In this age of super-parenting, there is pressure to speak ‘lovey-dovey’ to your children ALL THE TIME.  We are supposed to give them choices, and allow them to emote and we are to endure ALL sorts of self-expression, right? Maybe not….  

Here’s how I see it-I am the mom.  I am in charge and I am as patient as I can possibly be in that moment.  I try my best to give reasonable choices when it is appropriate and not to be a yeller… but I am also a human and it is important for my children to see me that way.  I refuse to speak sweetly all the time.  When they are pushing my buttons, and annoying me, I think it is okay to show it.  

Also, I speak to them in a normal tone of voice.  They are people and deserved to be treated as such.  When I observe an adult speaking in that babyish, sing song-y tone to children, it makes me cringe a little bit.  Do you trust someone who alters their voice and personality just for you? I don’t.  

Let your voice reflect how you feel about a situation. When your small child is acting out they are begging for limits.  Set them clearly and firmly.  Don’t be a sweet and nervous or pretend you don’t notice and then wait until you get to the safety of your car where you lose your temper, start screaming at your child and perhaps crying yourself. Your child is learning to read social cues from YOU.  Especially when they are small, your children reference you to figure out how to read a situation.  If you are acting all sweet and sappy in public and holding it all in until you lose your mind, what are you teaching them?? 
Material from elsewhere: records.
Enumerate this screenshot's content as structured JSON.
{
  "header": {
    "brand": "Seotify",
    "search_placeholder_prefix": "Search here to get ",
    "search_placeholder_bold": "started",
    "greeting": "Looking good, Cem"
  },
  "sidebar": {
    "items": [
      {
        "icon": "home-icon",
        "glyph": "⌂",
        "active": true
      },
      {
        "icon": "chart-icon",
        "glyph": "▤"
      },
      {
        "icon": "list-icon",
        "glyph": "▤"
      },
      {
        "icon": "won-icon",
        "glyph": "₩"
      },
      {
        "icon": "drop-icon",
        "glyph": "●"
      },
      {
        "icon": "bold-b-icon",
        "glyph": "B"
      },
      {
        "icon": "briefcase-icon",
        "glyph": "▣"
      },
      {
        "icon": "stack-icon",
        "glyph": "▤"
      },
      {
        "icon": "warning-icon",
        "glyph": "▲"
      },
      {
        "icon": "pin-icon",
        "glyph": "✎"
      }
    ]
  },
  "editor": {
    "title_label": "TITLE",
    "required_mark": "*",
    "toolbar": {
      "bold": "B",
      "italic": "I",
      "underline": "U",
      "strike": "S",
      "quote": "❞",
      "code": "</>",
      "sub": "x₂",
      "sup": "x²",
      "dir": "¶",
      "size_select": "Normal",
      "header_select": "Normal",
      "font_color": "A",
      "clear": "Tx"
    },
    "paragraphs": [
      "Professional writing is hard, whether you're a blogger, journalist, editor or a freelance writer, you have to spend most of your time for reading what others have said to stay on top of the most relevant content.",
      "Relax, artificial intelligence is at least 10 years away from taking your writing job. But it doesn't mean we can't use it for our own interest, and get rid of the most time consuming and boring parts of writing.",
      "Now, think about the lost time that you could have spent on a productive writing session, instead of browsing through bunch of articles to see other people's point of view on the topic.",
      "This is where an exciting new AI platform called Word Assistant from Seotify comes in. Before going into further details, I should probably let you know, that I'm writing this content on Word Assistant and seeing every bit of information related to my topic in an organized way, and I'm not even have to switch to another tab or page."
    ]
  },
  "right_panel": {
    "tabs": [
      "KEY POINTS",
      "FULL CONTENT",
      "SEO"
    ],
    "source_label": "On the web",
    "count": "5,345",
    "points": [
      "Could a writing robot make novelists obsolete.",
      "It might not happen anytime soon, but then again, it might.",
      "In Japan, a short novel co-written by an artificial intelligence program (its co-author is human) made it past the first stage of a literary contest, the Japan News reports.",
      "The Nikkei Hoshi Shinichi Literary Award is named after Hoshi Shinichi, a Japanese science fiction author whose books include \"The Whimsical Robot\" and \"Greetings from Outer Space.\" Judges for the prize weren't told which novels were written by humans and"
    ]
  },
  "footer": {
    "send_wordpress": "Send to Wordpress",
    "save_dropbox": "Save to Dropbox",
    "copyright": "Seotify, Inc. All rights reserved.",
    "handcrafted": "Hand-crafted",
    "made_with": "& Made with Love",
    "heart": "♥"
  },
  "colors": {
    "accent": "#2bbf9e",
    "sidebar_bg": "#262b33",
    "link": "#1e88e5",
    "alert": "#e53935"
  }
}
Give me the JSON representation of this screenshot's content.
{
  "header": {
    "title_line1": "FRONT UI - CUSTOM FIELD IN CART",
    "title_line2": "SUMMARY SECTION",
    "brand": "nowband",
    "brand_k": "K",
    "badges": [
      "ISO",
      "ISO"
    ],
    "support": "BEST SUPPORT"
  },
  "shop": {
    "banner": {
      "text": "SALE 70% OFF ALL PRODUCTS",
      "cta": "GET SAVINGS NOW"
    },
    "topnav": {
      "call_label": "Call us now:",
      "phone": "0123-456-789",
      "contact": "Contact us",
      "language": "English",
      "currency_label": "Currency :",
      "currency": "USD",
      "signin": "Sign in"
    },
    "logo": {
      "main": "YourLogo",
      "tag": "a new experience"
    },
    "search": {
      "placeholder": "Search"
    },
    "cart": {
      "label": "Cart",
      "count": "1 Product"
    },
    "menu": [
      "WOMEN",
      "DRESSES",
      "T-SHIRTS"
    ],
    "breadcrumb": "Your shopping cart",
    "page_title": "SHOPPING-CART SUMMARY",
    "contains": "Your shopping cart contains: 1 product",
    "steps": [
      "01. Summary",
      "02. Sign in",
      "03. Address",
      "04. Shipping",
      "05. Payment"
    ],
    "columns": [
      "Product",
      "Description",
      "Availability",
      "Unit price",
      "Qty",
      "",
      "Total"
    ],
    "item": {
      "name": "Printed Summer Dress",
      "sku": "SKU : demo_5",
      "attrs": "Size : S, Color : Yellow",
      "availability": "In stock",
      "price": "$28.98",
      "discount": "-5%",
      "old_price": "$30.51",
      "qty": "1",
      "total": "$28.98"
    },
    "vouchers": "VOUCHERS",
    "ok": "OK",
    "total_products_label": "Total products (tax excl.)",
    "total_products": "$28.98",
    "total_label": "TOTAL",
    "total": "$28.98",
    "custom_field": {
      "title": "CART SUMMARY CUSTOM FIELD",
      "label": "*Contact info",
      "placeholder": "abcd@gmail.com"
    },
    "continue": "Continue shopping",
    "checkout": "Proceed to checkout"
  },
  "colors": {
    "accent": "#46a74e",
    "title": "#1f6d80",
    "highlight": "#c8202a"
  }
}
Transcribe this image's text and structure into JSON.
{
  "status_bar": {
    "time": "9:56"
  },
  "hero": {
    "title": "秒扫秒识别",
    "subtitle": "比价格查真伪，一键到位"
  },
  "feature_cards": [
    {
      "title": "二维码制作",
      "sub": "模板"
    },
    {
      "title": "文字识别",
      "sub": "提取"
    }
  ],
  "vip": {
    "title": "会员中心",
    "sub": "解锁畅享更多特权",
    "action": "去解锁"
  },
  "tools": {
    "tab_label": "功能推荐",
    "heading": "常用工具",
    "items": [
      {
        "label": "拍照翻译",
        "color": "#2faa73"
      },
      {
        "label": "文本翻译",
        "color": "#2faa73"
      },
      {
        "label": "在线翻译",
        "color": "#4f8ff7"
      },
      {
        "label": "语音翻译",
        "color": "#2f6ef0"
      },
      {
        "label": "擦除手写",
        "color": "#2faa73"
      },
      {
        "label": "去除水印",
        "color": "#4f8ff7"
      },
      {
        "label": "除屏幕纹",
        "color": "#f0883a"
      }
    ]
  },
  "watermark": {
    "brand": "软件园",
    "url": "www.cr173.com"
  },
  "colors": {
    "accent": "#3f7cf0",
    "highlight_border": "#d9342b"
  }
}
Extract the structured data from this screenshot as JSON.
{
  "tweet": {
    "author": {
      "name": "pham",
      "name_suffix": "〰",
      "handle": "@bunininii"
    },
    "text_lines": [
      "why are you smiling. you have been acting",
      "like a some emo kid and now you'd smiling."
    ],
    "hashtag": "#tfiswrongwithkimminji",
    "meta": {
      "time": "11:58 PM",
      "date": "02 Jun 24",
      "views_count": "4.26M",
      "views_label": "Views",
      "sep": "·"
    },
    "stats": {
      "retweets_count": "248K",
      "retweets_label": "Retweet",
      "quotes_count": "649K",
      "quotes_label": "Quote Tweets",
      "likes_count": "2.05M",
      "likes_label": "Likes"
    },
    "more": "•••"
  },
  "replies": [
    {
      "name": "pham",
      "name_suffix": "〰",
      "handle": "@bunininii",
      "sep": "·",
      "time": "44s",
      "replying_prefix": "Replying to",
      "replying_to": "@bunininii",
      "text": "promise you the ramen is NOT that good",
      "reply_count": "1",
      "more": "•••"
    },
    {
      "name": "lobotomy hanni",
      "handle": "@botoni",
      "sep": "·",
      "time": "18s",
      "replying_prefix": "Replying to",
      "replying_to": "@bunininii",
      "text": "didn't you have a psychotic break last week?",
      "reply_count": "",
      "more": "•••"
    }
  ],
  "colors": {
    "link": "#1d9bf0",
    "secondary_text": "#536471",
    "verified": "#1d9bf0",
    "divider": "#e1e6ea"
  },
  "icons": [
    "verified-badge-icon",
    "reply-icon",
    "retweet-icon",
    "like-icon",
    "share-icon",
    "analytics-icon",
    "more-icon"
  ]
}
I give you permission to be real with your child.  Even your small child.  They bit you? Say OW firmly and mean it.  Are they doing something you don’t like such as pulling your hair? Don’t laugh and call them silly.  Tell them that it hurts and that you want them to stop. It is OK to say, “I don’t like that.”  We want them to speak up for themselves, right? This is how they learn. 

We need to stop complicating everything for the sake of looking like an unflappable super mom. That super-mom does not exist. 

Speak kindly and truthfully to your children. Be firm and set limits when appropriate.  Do not tell them they are silly and then giggle if what you really mean is that you are embarrassed and you wish they’d stop lifting your dress in the supermarket. They won’t be able to decode your complicated message. 

I feel anxious when I see a mom speaking timidly to her tantrum-ing toddler.  She is eyeing the crowds around her and trying on her best “mothering phrases” that she read in a viral Facebook post about how to speak kindly to your toddler.  She is worried about being judged by other moms if her snacks are not organic and her words are not sugar coated.  That crap needs to stop.  No one wins. It helps neither the child, nor the parent. Our children are supposed to have tantrums.  They need to push back.  If your kid is fighting you about leaving the park and you are still leaving, you are doing a GREAT job.  


I hold no judgement towards the parents and teachers who are constantly spinning their wheels to say the exact right thing, to present the most beautiful looking project or meal, or to skillfully bribe their child out of the park without a tantrum.  We are all being conditioned to act this way. It scares me.  We are forgetting how to parent with our own instincts.  We are foregoing simple, face to face interactions for complicated craft projects and mandarin lessons.  We are getting so burned out making things look and sound perfect that we are not seeing the true beauty right in front of our eyes. It is SO much more important to have the strength and energy to look our child in the face and read a book together than it is to run yourself ragged between a zillion activities while cooking the perfect meal and providing service with a smile at all times.  Looking and acting like a perfect parent sounds exhausting and miserable.  It serves no one, especially not our children. 

Do yourself and your child a favor and BE REAL. BE WHO YOU ARE. Try your best to be patient and to speak kindly, but also, be firm and clear when you need to.  Your child will thank you. Your parenting life will be easier and so much more fulfilling.  

I hope you found this post helpful.  If you want to hear more from me, please be sure to subscribe to my blog and join the conversation over on Instagram.